__WHAT YOU NEED TO DO__
Say how many lines of the listing below hold the word "quartz". Give only that number.

━━━━━━━━━━

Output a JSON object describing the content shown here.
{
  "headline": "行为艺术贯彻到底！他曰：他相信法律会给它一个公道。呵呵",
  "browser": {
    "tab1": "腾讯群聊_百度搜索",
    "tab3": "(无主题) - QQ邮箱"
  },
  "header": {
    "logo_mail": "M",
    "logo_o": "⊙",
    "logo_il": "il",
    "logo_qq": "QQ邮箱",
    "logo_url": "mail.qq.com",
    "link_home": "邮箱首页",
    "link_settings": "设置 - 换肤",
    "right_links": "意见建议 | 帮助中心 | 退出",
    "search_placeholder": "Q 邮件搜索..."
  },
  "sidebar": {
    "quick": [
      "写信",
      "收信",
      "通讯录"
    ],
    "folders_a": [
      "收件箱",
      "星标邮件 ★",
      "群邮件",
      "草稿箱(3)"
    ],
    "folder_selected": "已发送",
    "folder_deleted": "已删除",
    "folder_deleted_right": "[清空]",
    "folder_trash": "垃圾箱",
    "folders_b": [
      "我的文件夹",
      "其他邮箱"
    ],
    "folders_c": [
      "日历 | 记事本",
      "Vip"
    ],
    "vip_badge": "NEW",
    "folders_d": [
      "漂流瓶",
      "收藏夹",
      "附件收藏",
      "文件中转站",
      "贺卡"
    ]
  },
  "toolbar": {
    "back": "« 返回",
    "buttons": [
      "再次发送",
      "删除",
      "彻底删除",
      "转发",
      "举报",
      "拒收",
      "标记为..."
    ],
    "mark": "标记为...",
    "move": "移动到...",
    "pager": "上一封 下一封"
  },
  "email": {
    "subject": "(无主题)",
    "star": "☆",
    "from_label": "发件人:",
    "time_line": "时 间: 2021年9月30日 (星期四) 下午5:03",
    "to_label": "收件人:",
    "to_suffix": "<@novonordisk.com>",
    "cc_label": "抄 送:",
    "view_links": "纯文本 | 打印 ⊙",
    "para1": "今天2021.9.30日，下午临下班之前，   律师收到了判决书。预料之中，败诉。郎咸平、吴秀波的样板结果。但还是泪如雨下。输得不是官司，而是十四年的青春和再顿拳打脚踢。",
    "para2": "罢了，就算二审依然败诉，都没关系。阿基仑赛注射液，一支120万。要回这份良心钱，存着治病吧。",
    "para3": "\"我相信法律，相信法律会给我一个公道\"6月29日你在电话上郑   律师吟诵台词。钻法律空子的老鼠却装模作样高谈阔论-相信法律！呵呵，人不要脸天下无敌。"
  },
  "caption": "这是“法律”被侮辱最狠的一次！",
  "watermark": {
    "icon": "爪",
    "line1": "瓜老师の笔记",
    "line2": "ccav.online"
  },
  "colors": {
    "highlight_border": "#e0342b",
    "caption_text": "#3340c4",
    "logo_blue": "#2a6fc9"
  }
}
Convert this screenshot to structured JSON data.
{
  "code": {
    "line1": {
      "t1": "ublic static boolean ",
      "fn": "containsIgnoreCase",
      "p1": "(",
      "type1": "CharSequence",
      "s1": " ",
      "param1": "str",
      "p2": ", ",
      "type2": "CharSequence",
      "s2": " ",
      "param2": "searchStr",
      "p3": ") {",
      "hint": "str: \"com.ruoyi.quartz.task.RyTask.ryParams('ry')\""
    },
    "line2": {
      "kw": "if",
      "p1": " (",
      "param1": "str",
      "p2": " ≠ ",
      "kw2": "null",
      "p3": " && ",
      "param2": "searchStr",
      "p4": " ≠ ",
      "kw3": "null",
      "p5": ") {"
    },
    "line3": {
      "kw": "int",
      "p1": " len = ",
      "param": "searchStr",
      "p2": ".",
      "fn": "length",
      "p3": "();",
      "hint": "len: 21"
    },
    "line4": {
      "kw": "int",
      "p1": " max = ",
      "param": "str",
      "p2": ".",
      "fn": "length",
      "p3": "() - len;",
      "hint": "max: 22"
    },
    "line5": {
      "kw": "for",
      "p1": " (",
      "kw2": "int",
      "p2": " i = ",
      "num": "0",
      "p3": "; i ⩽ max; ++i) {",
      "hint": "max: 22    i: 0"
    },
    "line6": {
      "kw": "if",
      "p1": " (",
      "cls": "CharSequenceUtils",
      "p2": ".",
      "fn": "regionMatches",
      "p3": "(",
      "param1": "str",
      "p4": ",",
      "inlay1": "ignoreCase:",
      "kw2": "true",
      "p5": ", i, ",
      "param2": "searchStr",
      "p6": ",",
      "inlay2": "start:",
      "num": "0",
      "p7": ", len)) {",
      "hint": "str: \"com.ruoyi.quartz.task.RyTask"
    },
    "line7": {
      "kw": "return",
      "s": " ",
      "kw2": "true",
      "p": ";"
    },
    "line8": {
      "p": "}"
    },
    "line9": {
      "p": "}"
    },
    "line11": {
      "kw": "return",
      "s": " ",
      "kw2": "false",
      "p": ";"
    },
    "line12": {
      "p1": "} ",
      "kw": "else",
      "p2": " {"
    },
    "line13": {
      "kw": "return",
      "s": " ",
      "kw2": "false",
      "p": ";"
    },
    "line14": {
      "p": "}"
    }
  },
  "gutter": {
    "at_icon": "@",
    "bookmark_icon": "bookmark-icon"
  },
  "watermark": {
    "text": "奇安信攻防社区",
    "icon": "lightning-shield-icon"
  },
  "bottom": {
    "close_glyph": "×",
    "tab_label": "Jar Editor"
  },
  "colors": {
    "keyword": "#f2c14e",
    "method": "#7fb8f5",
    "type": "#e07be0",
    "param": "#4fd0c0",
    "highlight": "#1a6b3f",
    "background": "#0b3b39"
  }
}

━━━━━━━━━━

__FINISHED EXERCISE__
2